## WHAT YOU ARE ASKED TO DO
In the material below, find each line holding the string "duration" and copy it.

## INFORMATION GIVEN

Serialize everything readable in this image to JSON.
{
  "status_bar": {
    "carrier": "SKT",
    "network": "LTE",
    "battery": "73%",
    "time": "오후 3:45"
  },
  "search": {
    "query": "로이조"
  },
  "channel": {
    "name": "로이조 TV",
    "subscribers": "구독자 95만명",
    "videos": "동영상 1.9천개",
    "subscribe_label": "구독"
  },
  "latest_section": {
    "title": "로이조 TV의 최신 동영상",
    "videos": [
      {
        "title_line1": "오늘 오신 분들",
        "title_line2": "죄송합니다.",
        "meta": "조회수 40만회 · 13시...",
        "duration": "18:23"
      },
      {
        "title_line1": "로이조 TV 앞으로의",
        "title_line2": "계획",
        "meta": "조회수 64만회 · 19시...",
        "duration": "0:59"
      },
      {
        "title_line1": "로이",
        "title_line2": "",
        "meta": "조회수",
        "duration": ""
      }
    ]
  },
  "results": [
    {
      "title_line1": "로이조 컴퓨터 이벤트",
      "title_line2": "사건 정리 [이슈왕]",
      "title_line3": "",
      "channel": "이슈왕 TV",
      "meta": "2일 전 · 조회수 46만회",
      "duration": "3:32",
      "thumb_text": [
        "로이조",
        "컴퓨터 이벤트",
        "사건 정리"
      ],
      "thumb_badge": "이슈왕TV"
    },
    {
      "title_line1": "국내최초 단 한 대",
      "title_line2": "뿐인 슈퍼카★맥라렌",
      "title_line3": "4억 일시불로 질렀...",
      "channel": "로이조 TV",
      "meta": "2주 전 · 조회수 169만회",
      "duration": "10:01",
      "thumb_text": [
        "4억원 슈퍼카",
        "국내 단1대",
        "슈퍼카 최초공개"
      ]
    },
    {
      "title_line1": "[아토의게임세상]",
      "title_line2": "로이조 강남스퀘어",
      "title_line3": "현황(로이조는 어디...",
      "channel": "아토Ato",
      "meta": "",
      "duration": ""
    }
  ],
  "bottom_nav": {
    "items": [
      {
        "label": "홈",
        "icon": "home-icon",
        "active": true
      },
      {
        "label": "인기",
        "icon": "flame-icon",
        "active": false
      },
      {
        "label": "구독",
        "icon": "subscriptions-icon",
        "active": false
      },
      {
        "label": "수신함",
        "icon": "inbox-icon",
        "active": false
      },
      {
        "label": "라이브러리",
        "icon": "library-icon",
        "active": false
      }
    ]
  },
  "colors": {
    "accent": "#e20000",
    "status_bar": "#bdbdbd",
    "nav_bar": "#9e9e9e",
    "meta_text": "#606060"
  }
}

## SOLUTION FOR THIS EXERCISE
        "duration": "18:23"
        "duration": "0:59"
        "duration": ""
      "duration": "3:32",
      "duration": "10:01",
      "duration": ""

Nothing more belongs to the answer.